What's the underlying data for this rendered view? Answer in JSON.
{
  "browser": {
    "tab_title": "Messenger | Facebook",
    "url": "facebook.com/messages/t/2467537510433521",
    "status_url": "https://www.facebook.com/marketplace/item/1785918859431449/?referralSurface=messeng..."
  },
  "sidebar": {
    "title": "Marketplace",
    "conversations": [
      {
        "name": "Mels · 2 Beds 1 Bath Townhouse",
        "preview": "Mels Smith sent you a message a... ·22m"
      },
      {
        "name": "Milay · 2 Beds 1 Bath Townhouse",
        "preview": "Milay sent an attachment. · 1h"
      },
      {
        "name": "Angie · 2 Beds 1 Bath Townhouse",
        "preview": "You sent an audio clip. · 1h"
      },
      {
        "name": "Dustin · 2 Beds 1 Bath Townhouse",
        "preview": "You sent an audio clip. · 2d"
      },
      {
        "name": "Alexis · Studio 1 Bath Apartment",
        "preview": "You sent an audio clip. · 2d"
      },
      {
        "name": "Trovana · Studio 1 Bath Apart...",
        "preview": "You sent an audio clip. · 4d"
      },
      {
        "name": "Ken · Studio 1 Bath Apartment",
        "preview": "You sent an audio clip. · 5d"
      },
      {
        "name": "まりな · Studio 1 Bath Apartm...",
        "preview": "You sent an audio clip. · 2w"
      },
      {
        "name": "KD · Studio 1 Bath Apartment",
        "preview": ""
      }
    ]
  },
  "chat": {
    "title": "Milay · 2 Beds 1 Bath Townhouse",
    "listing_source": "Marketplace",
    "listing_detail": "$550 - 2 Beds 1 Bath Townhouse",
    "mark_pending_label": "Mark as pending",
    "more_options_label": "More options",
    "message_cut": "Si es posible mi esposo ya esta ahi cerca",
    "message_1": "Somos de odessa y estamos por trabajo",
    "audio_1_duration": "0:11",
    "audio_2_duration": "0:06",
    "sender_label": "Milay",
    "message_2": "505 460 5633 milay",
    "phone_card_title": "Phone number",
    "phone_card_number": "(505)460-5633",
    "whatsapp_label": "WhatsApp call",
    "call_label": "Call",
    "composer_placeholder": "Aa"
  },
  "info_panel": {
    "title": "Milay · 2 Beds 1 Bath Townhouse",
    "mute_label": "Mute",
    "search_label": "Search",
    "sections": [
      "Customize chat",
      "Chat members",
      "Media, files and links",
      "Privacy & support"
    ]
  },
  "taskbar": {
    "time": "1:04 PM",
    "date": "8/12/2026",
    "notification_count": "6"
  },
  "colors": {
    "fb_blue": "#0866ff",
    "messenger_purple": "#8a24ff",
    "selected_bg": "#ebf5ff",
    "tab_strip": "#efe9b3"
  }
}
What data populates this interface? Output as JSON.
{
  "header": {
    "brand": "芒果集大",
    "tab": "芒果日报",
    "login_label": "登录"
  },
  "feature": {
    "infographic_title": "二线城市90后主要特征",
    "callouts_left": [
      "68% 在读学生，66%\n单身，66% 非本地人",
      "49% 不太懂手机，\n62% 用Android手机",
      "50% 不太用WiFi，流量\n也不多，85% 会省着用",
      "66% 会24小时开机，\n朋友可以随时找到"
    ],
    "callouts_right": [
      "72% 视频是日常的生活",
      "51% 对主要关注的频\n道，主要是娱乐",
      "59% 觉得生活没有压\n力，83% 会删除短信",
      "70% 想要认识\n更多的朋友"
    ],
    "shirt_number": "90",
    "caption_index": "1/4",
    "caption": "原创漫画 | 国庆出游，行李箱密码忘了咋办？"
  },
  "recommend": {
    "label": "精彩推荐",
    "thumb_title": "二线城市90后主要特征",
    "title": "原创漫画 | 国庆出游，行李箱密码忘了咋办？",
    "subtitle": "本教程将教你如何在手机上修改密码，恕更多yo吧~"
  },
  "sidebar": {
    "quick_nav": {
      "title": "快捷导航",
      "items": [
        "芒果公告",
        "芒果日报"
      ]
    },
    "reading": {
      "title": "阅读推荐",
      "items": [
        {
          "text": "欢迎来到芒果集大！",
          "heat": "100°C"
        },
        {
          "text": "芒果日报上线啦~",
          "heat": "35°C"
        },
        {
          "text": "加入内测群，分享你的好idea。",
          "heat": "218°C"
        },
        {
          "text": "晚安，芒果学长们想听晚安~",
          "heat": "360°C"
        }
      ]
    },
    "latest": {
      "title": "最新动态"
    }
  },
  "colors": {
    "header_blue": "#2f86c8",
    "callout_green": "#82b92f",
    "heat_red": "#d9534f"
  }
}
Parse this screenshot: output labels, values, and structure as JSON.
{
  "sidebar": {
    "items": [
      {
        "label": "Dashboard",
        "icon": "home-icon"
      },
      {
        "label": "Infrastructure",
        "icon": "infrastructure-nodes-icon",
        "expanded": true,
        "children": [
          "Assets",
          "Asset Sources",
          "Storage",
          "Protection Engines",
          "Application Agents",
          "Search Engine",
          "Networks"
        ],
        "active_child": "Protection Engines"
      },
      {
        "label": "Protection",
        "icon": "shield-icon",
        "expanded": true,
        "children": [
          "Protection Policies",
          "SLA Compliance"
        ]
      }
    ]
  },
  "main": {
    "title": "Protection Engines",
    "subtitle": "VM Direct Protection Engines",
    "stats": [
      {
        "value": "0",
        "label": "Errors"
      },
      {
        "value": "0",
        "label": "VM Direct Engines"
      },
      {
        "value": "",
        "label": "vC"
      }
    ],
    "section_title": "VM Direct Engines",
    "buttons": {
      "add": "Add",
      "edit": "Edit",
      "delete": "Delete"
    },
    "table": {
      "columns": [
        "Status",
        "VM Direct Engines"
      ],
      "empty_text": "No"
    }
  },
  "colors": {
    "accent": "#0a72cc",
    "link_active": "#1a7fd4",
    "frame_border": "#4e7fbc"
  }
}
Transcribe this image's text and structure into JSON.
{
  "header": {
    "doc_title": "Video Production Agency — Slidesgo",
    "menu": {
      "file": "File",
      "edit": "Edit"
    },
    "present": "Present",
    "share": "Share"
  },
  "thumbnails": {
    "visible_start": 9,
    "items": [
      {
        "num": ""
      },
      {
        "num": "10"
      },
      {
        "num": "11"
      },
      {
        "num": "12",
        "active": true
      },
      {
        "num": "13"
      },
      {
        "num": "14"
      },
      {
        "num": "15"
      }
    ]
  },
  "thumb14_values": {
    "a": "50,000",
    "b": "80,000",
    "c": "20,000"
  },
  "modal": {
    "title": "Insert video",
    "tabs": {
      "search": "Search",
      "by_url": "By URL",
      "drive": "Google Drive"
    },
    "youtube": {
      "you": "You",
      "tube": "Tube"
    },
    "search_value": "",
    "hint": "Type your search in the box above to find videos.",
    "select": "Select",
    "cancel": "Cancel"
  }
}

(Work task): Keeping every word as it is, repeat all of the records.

(Result for this task):
What's the underlying data for this rendered view? Answer in JSON.
{
  "browser": {
    "tab_title": "Messenger | Facebook",
    "url": "facebook.com/messages/t/2467537510433521",
    "status_url": "https://www.facebook.com/marketplace/item/1785918859431449/?referralSurface=messeng..."
  },
  "sidebar": {
    "title": "Marketplace",
    "conversations": [
      {
        "name": "Mels · 2 Beds 1 Bath Townhouse",
        "preview": "Mels Smith sent you a message a... ·22m"
      },
      {
        "name": "Milay · 2 Beds 1 Bath Townhouse",
        "preview": "Milay sent an attachment. · 1h"
      },
      {
        "name": "Angie · 2 Beds 1 Bath Townhouse",
        "preview": "You sent an audio clip. · 1h"
      },
      {
        "name": "Dustin · 2 Beds 1 Bath Townhouse",
        "preview": "You sent an audio clip. · 2d"
      },
      {
        "name": "Alexis · Studio 1 Bath Apartment",
        "preview": "You sent an audio clip. · 2d"
      },
      {
        "name": "Trovana · Studio 1 Bath Apart...",
        "preview": "You sent an audio clip. · 4d"
      },
      {
        "name": "Ken · Studio 1 Bath Apartment",
        "preview": "You sent an audio clip. · 5d"
      },
      {
        "name": "まりな · Studio 1 Bath Apartm...",
        "preview": "You sent an audio clip. · 2w"
      },
      {
        "name": "KD · Studio 1 Bath Apartment",
        "preview": ""
      }
    ]
  },
  "chat": {
    "title": "Milay · 2 Beds 1 Bath Townhouse",
    "listing_source": "Marketplace",
    "listing_detail": "$550 - 2 Beds 1 Bath Townhouse",
    "mark_pending_label": "Mark as pending",
    "more_options_label": "More options",
    "message_cut": "Si es posible mi esposo ya esta ahi cerca",
    "message_1": "Somos de odessa y estamos por trabajo",
    "audio_1_duration": "0:11",
    "audio_2_duration": "0:06",
    "sender_label": "Milay",
    "message_2": "505 460 5633 milay",
    "phone_card_title": "Phone number",
    "phone_card_number": "(505)460-5633",
    "whatsapp_label": "WhatsApp call",
    "call_label": "Call",
    "composer_placeholder": "Aa"
  },
  "info_panel": {
    "title": "Milay · 2 Beds 1 Bath Townhouse",
    "mute_label": "Mute",
    "search_label": "Search",
    "sections": [
      "Customize chat",
      "Chat members",
      "Media, files and links",
      "Privacy & support"
    ]
  },
  "taskbar": {
    "time": "1:04 PM",
    "date": "8/12/2026",
    "notification_count": "6"
  },
  "colors": {
    "fb_blue": "#0866ff",
    "messenger_purple": "#8a24ff",
    "selected_bg": "#ebf5ff",
    "tab_strip": "#efe9b3"
  }
}
What data populates this interface? Output as JSON.
{
  "header": {
    "brand": "芒果集大",
    "tab": "芒果日报",
    "login_label": "登录"
  },
  "feature": {
    "infographic_title": "二线城市90后主要特征",
    "callouts_left": [
      "68% 在读学生，66%\n单身，66% 非本地人",
      "49% 不太懂手机，\n62% 用Android手机",
      "50% 不太用WiFi，流量\n也不多，85% 会省着用",
      "66% 会24小时开机，\n朋友可以随时找到"
    ],
    "callouts_right": [
      "72% 视频是日常的生活",
      "51% 对主要关注的频\n道，主要是娱乐",
      "59% 觉得生活没有压\n力，83% 会删除短信",
      "70% 想要认识\n更多的朋友"
    ],
    "shirt_number": "90",
    "caption_index": "1/4",
    "caption": "原创漫画 | 国庆出游，行李箱密码忘了咋办？"
  },
  "recommend": {
    "label": "精彩推荐",
    "thumb_title": "二线城市90后主要特征",
    "title": "原创漫画 | 国庆出游，行李箱密码忘了咋办？",
    "subtitle": "本教程将教你如何在手机上修改密码，恕更多yo吧~"
  },
  "sidebar": {
    "quick_nav": {
      "title": "快捷导航",
      "items": [
        "芒果公告",
        "芒果日报"
      ]
    },
    "reading": {
      "title": "阅读推荐",
      "items": [
        {
          "text": "欢迎来到芒果集大！",
          "heat": "100°C"
        },
        {
          "text": "芒果日报上线啦~",
          "heat": "35°C"
        },
        {
          "text": "加入内测群，分享你的好idea。",
          "heat": "218°C"
        },
        {
          "text": "晚安，芒果学长们想听晚安~",
          "heat": "360°C"
        }
      ]
    },
    "latest": {
      "title": "最新动态"
    }
  },
  "colors": {
    "header_blue": "#2f86c8",
    "callout_green": "#82b92f",
    "heat_red": "#d9534f"
  }
}
Parse this screenshot: output labels, values, and structure as JSON.
{
  "sidebar": {
    "items": [
      {
        "label": "Dashboard",
        "icon": "home-icon"
      },
      {
        "label": "Infrastructure",
        "icon": "infrastructure-nodes-icon",
        "expanded": true,
        "children": [
          "Assets",
          "Asset Sources",
          "Storage",
          "Protection Engines",
          "Application Agents",
          "Search Engine",
          "Networks"
        ],
        "active_child": "Protection Engines"
      },
      {
        "label": "Protection",
        "icon": "shield-icon",
        "expanded": true,
        "children": [
          "Protection Policies",
          "SLA Compliance"
        ]
      }
    ]
  },
  "main": {
    "title": "Protection Engines",
    "subtitle": "VM Direct Protection Engines",
    "stats": [
      {
        "value": "0",
        "label": "Errors"
      },
      {
        "value": "0",
        "label": "VM Direct Engines"
      },
      {
        "value": "",
        "label": "vC"
      }
    ],
    "section_title": "VM Direct Engines",
    "buttons": {
      "add": "Add",
      "edit": "Edit",
      "delete": "Delete"
    },
    "table": {
      "columns": [
        "Status",
        "VM Direct Engines"
      ],
      "empty_text": "No"
    }
  },
  "colors": {
    "accent": "#0a72cc",
    "link_active": "#1a7fd4",
    "frame_border": "#4e7fbc"
  }
}
Transcribe this image's text and structure into JSON.
{
  "header": {
    "doc_title": "Video Production Agency — Slidesgo",
    "menu": {
      "file": "File",
      "edit": "Edit"
    },
    "present": "Present",
    "share": "Share"
  },
  "thumbnails": {
    "visible_start": 9,
    "items": [
      {
        "num": ""
      },
      {
        "num": "10"
      },
      {
        "num": "11"
      },
      {
        "num": "12",
        "active": true
      },
      {
        "num": "13"
      },
      {
        "num": "14"
      },
      {
        "num": "15"
      }
    ]
  },
  "thumb14_values": {
    "a": "50,000",
    "b": "80,000",
    "c": "20,000"
  },
  "modal": {
    "title": "Insert video",
    "tabs": {
      "search": "Search",
      "by_url": "By URL",
      "drive": "Google Drive"
    },
    "youtube": {
      "you": "You",
      "tube": "Tube"
    },
    "search_value": "",
    "hint": "Type your search in the box above to find videos.",
    "select": "Select",
    "cancel": "Cancel"
  }
}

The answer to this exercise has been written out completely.